▶ **TASK TO COMPLETE**
Repeat the data exactly as given below, dropping every picture.

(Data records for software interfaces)
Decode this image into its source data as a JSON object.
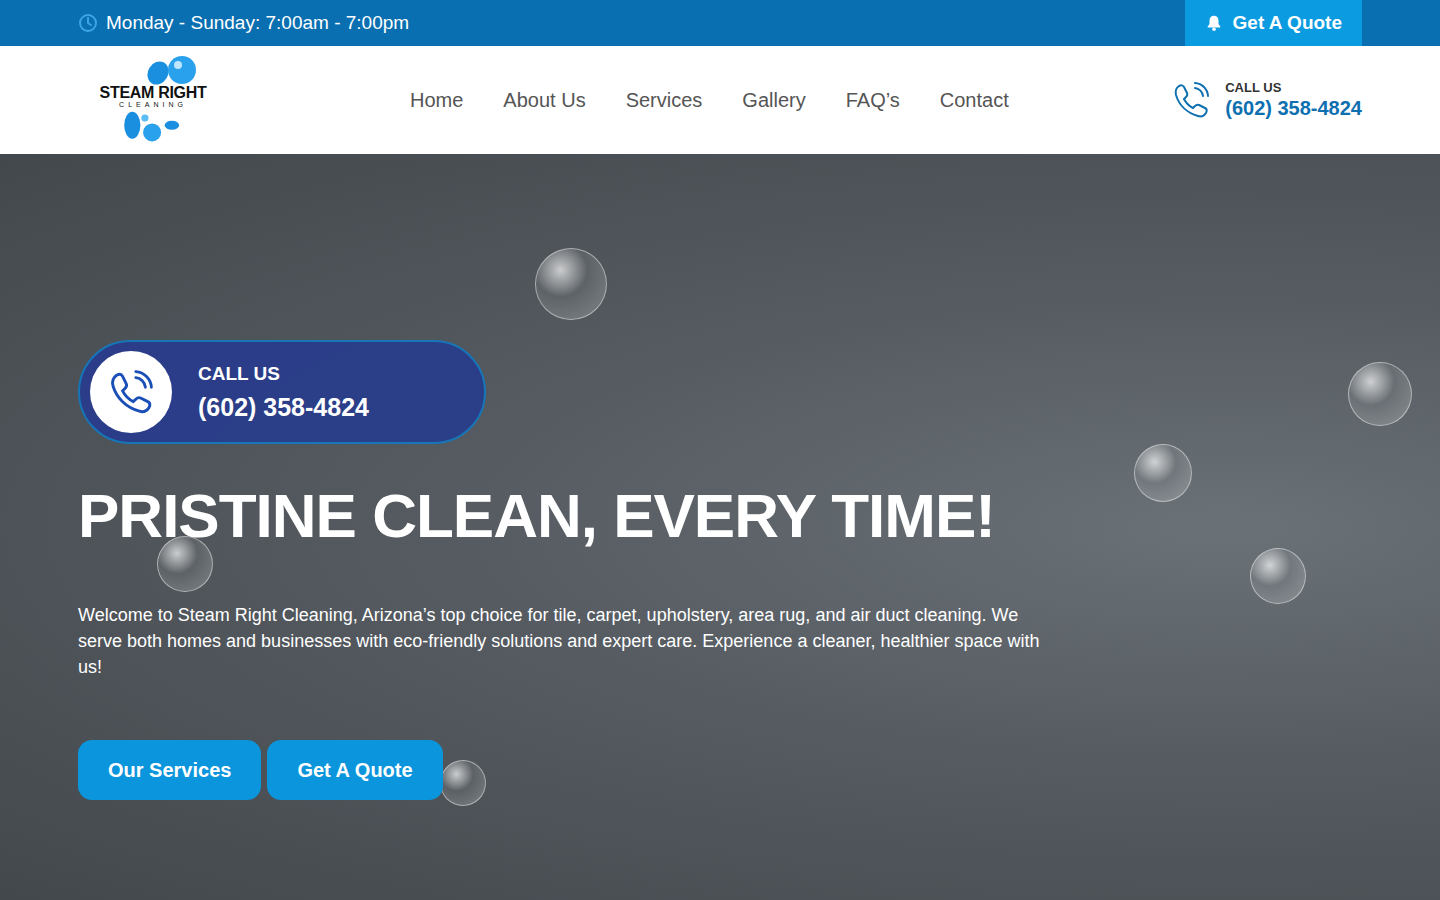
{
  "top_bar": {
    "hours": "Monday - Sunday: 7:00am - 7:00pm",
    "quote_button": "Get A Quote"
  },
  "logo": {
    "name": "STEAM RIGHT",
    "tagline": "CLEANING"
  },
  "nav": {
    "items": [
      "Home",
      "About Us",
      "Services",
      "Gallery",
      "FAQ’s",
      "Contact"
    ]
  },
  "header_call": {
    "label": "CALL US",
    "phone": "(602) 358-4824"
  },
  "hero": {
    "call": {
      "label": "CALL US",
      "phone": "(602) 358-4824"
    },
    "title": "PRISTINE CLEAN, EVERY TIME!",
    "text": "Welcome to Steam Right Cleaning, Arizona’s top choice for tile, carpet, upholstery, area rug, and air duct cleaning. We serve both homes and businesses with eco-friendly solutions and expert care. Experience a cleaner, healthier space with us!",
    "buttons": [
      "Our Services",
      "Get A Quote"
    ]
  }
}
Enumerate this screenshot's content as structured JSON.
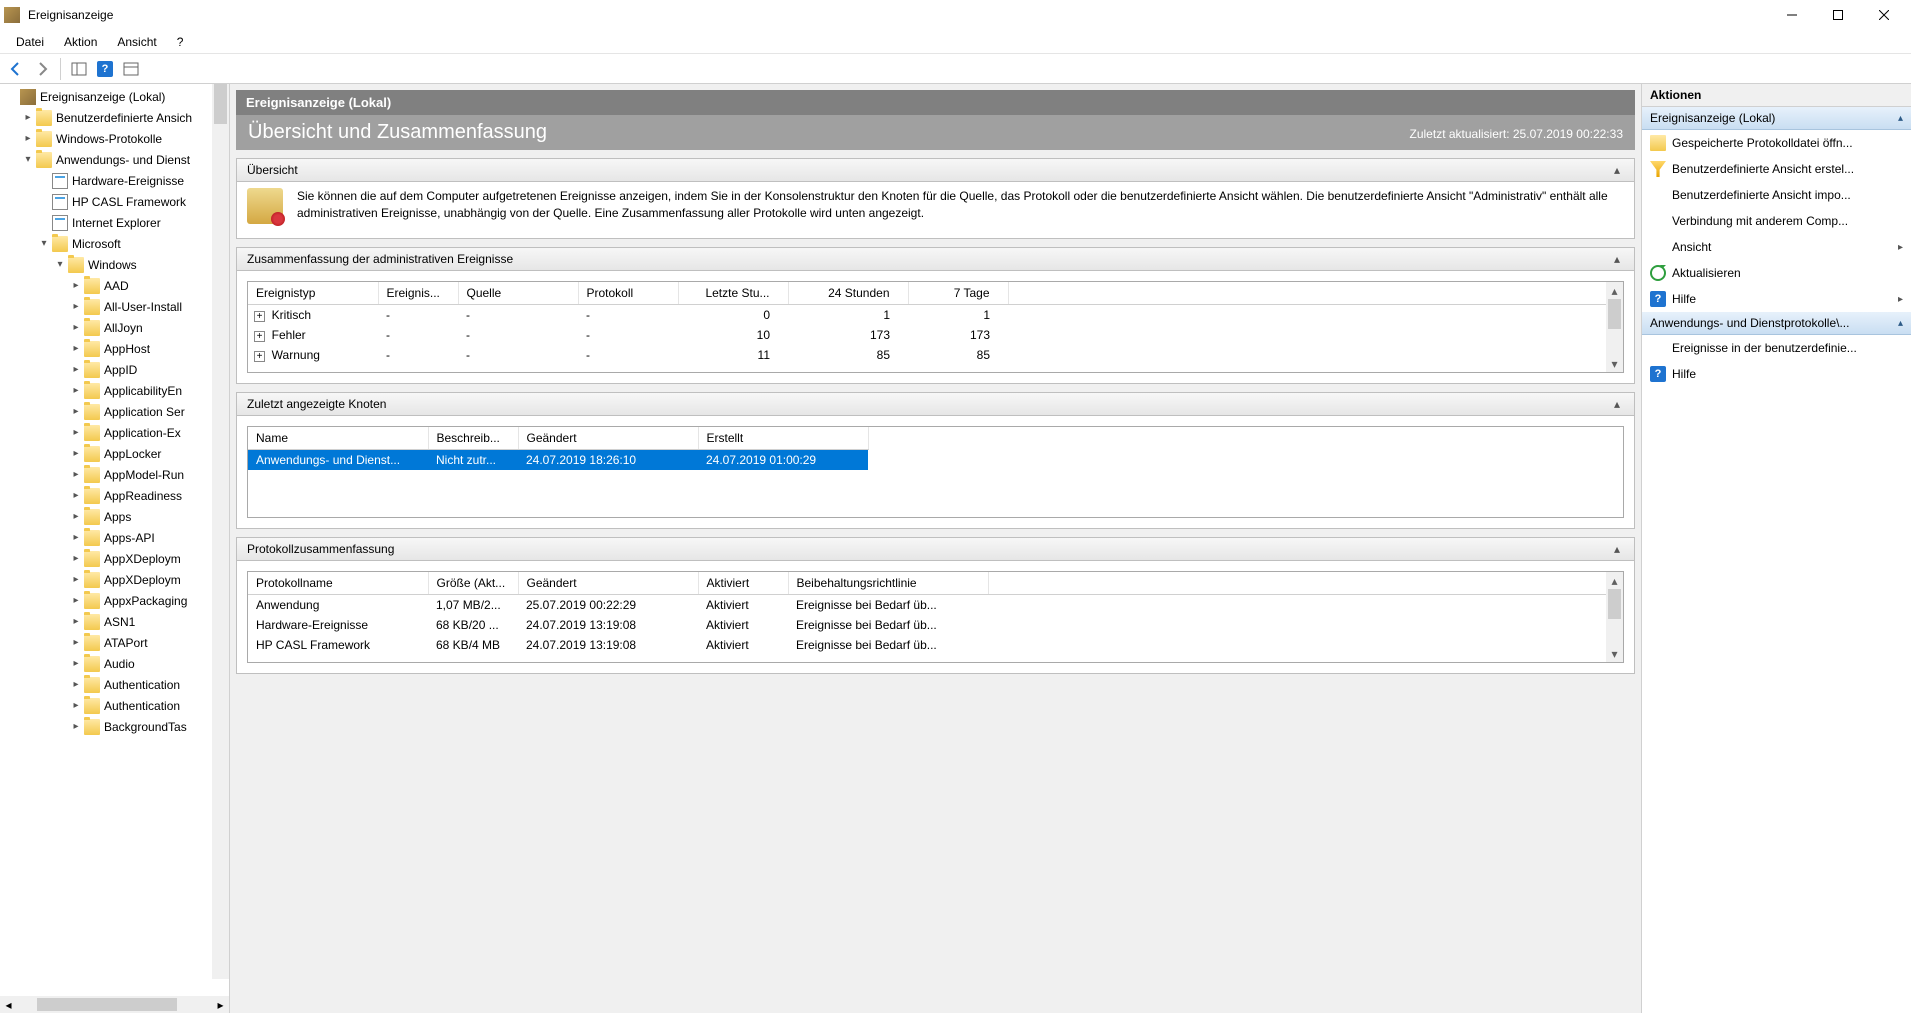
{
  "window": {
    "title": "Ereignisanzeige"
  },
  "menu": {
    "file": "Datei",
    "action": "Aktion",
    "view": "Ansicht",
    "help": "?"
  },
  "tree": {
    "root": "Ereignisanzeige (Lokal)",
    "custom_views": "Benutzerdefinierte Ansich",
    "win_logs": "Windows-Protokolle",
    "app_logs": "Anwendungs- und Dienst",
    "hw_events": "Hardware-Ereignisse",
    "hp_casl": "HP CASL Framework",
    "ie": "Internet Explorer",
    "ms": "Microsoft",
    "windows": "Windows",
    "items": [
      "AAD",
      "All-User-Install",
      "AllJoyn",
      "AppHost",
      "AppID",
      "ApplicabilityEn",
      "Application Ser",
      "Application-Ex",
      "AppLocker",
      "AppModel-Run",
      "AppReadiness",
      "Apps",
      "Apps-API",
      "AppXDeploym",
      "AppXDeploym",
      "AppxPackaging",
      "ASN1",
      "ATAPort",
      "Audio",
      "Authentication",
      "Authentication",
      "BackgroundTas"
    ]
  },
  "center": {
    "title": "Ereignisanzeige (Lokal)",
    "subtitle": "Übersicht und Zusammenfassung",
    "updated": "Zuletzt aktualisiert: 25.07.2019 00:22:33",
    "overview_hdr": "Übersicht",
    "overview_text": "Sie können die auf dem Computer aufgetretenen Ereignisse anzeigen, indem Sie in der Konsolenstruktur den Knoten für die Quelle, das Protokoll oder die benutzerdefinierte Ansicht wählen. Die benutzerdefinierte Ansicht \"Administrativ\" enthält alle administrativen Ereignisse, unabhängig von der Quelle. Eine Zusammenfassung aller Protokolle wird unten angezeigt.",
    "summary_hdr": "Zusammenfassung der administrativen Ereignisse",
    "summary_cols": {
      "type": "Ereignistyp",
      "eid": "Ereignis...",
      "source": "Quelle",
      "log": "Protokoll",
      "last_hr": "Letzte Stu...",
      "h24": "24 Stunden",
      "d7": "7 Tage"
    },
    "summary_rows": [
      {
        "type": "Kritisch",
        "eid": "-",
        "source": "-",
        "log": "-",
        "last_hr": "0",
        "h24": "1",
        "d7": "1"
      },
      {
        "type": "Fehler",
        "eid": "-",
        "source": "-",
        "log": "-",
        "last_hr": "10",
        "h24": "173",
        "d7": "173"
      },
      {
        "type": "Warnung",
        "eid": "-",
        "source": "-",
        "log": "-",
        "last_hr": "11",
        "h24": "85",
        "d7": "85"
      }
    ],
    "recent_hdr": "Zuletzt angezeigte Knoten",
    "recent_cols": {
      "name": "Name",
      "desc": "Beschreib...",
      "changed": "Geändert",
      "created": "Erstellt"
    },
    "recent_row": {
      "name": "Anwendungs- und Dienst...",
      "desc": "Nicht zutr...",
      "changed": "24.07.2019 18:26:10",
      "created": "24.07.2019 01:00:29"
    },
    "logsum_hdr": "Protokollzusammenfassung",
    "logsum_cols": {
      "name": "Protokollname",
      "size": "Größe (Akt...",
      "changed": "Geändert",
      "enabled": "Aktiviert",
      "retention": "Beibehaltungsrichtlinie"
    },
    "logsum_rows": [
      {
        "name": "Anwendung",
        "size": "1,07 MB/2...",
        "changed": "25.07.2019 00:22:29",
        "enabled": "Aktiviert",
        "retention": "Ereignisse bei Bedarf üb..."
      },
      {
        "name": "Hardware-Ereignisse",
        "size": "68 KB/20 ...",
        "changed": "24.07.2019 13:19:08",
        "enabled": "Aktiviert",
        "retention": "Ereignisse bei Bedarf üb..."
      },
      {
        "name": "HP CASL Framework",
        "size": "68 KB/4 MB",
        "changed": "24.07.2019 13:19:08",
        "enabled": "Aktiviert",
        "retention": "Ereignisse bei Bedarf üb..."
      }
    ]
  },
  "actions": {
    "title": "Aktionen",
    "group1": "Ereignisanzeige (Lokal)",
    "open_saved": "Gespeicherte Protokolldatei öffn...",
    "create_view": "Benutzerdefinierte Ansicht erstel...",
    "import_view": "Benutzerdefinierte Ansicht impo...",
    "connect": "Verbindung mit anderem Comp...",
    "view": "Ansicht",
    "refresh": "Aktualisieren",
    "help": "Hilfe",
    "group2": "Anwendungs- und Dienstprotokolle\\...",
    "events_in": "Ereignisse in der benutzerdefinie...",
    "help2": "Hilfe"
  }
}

▶ **EXERCISE OUTPUT**
Decode this image into its source data as a JSON object.
{
  "top_bar": {
    "hours": "Monday - Sunday: 7:00am - 7:00pm",
    "quote_button": "Get A Quote"
  },
  "logo": {
    "name": "STEAM RIGHT",
    "tagline": "CLEANING"
  },
  "nav": {
    "items": [
      "Home",
      "About Us",
      "Services",
      "Gallery",
      "FAQ’s",
      "Contact"
    ]
  },
  "header_call": {
    "label": "CALL US",
    "phone": "(602) 358-4824"
  },
  "hero": {
    "call": {
      "label": "CALL US",
      "phone": "(602) 358-4824"
    },
    "title": "PRISTINE CLEAN, EVERY TIME!",
    "text": "Welcome to Steam Right Cleaning, Arizona’s top choice for tile, carpet, upholstery, area rug, and air duct cleaning. We serve both homes and businesses with eco-friendly solutions and expert care. Experience a cleaner, healthier space with us!",
    "buttons": [
      "Our Services",
      "Get A Quote"
    ]
  }
}
Enumerate this screenshot's content as structured JSON.
{
  "window": {
    "title": "Ereignisanzeige"
  },
  "menu": {
    "file": "Datei",
    "action": "Aktion",
    "view": "Ansicht",
    "help": "?"
  },
  "tree": {
    "root": "Ereignisanzeige (Lokal)",
    "custom_views": "Benutzerdefinierte Ansich",
    "win_logs": "Windows-Protokolle",
    "app_logs": "Anwendungs- und Dienst",
    "hw_events": "Hardware-Ereignisse",
    "hp_casl": "HP CASL Framework",
    "ie": "Internet Explorer",
    "ms": "Microsoft",
    "windows": "Windows",
    "items": [
      "AAD",
      "All-User-Install",
      "AllJoyn",
      "AppHost",
      "AppID",
      "ApplicabilityEn",
      "Application Ser",
      "Application-Ex",
      "AppLocker",
      "AppModel-Run",
      "AppReadiness",
      "Apps",
      "Apps-API",
      "AppXDeploym",
      "AppXDeploym",
      "AppxPackaging",
      "ASN1",
      "ATAPort",
      "Audio",
      "Authentication",
      "Authentication",
      "BackgroundTas"
    ]
  },
  "center": {
    "title": "Ereignisanzeige (Lokal)",
    "subtitle": "Übersicht und Zusammenfassung",
    "updated": "Zuletzt aktualisiert: 25.07.2019 00:22:33",
    "overview_hdr": "Übersicht",
    "overview_text": "Sie können die auf dem Computer aufgetretenen Ereignisse anzeigen, indem Sie in der Konsolenstruktur den Knoten für die Quelle, das Protokoll oder die benutzerdefinierte Ansicht wählen. Die benutzerdefinierte Ansicht \"Administrativ\" enthält alle administrativen Ereignisse, unabhängig von der Quelle. Eine Zusammenfassung aller Protokolle wird unten angezeigt.",
    "summary_hdr": "Zusammenfassung der administrativen Ereignisse",
    "summary_cols": {
      "type": "Ereignistyp",
      "eid": "Ereignis...",
      "source": "Quelle",
      "log": "Protokoll",
      "last_hr": "Letzte Stu...",
      "h24": "24 Stunden",
      "d7": "7 Tage"
    },
    "summary_rows": [
      {
        "type": "Kritisch",
        "eid": "-",
        "source": "-",
        "log": "-",
        "last_hr": "0",
        "h24": "1",
        "d7": "1"
      },
      {
        "type": "Fehler",
        "eid": "-",
        "source": "-",
        "log": "-",
        "last_hr": "10",
        "h24": "173",
        "d7": "173"
      },
      {
        "type": "Warnung",
        "eid": "-",
        "source": "-",
        "log": "-",
        "last_hr": "11",
        "h24": "85",
        "d7": "85"
      }
    ],
    "recent_hdr": "Zuletzt angezeigte Knoten",
    "recent_cols": {
      "name": "Name",
      "desc": "Beschreib...",
      "changed": "Geändert",
      "created": "Erstellt"
    },
    "recent_row": {
      "name": "Anwendungs- und Dienst...",
      "desc": "Nicht zutr...",
      "changed": "24.07.2019 18:26:10",
      "created": "24.07.2019 01:00:29"
    },
    "logsum_hdr": "Protokollzusammenfassung",
    "logsum_cols": {
      "name": "Protokollname",
      "size": "Größe (Akt...",
      "changed": "Geändert",
      "enabled": "Aktiviert",
      "retention": "Beibehaltungsrichtlinie"
    },
    "logsum_rows": [
      {
        "name": "Anwendung",
        "size": "1,07 MB/2...",
        "changed": "25.07.2019 00:22:29",
        "enabled": "Aktiviert",
        "retention": "Ereignisse bei Bedarf üb..."
      },
      {
        "name": "Hardware-Ereignisse",
        "size": "68 KB/20 ...",
        "changed": "24.07.2019 13:19:08",
        "enabled": "Aktiviert",
        "retention": "Ereignisse bei Bedarf üb..."
      },
      {
        "name": "HP CASL Framework",
        "size": "68 KB/4 MB",
        "changed": "24.07.2019 13:19:08",
        "enabled": "Aktiviert",
        "retention": "Ereignisse bei Bedarf üb..."
      }
    ]
  },
  "actions": {
    "title": "Aktionen",
    "group1": "Ereignisanzeige (Lokal)",
    "open_saved": "Gespeicherte Protokolldatei öffn...",
    "create_view": "Benutzerdefinierte Ansicht erstel...",
    "import_view": "Benutzerdefinierte Ansicht impo...",
    "connect": "Verbindung mit anderem Comp...",
    "view": "Ansicht",
    "refresh": "Aktualisieren",
    "help": "Hilfe",
    "group2": "Anwendungs- und Dienstprotokolle\\...",
    "events_in": "Ereignisse in der benutzerdefinie...",
    "help2": "Hilfe"
  }
}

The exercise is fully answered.